Amidst the issues and mounting pressures facing community leisure trusts, building resilience is paramount. The question, however, is what does resilience look like?
Social sector consultants Eastside Primetimers researched a sample of 30 small and mid-sized leisure trusts, ranging between £1m and £15m of income, and conducted desk research using publicly-available information. Developing from here, eight in-depth interviews were conducted with trust Chief Executives to delve further into the challenges they are facing and what trusts are doing to rise to them.
Based on a picture of the leisure trust sector and Social Investment Business’ definition of resilience as “the capacity to recover quickly from difficulties and changing circumstances”, five key indicators were identified which are fundamental for leisure trusts to cope with difficulties and changing circumstances.
The resilience indicators are:
- diversification of income and services
- diversification of geography
- strength of reserves
- capacity to evidence impact
The aim of this research is to provide a picture of the current state of leisure trusts, including examples of good practice that other trusts may be able to draw upon to improve their resilience. The research creates a sense of what kind of support is most required in the leisure trust sector to enhance resilience, and how it needs to be tailored at different scales.

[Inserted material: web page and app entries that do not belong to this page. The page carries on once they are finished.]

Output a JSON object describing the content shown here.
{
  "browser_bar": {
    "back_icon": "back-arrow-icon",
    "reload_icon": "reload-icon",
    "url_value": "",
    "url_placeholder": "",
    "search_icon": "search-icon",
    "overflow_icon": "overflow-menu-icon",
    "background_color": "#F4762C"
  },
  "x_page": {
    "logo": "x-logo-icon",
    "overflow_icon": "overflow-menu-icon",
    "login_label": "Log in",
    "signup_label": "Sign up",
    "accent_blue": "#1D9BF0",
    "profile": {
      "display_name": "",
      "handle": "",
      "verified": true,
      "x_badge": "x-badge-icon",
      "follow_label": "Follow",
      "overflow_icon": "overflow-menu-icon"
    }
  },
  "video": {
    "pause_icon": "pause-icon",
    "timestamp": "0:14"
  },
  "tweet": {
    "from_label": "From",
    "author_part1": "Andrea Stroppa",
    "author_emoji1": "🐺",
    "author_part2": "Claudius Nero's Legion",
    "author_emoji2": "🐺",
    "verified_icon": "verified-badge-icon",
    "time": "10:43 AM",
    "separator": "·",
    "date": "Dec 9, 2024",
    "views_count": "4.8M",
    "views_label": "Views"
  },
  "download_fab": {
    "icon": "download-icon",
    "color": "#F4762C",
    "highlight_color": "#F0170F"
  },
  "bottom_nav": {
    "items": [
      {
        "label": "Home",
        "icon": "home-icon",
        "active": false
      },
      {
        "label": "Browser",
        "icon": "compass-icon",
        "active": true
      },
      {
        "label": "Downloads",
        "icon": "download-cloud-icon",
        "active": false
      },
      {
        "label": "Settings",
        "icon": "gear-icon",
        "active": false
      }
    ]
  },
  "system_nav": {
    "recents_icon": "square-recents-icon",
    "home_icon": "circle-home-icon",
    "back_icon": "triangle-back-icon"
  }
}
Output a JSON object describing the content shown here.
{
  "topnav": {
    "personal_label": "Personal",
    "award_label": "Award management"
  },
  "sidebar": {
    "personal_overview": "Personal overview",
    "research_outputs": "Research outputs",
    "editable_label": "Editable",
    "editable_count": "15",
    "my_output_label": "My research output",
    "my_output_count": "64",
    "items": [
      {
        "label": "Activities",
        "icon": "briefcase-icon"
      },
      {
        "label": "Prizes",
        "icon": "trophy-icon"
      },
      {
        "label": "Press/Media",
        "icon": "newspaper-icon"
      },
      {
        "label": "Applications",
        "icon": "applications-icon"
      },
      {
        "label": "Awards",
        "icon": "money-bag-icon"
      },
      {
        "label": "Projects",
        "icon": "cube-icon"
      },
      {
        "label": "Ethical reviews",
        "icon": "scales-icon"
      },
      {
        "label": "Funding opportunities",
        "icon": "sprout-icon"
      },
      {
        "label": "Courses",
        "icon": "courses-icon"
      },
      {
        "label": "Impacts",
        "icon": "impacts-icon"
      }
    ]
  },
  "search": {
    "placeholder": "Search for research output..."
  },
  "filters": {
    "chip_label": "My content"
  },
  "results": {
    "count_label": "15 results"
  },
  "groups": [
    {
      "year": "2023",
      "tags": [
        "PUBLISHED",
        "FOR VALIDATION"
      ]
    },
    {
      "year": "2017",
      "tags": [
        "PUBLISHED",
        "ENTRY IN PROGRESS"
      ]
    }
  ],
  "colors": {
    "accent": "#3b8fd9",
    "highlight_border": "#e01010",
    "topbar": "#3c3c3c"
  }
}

Both Eastside Primetimers and Community Leisure UK are keen to share the research report with Community Leisure UK members and provide practical support to community leisure trusts to help them build up resilience. Eastside Primetimers can offer a 1-2-1 follow-up session with consultant Neil Shearer and a personalised diagnostic report.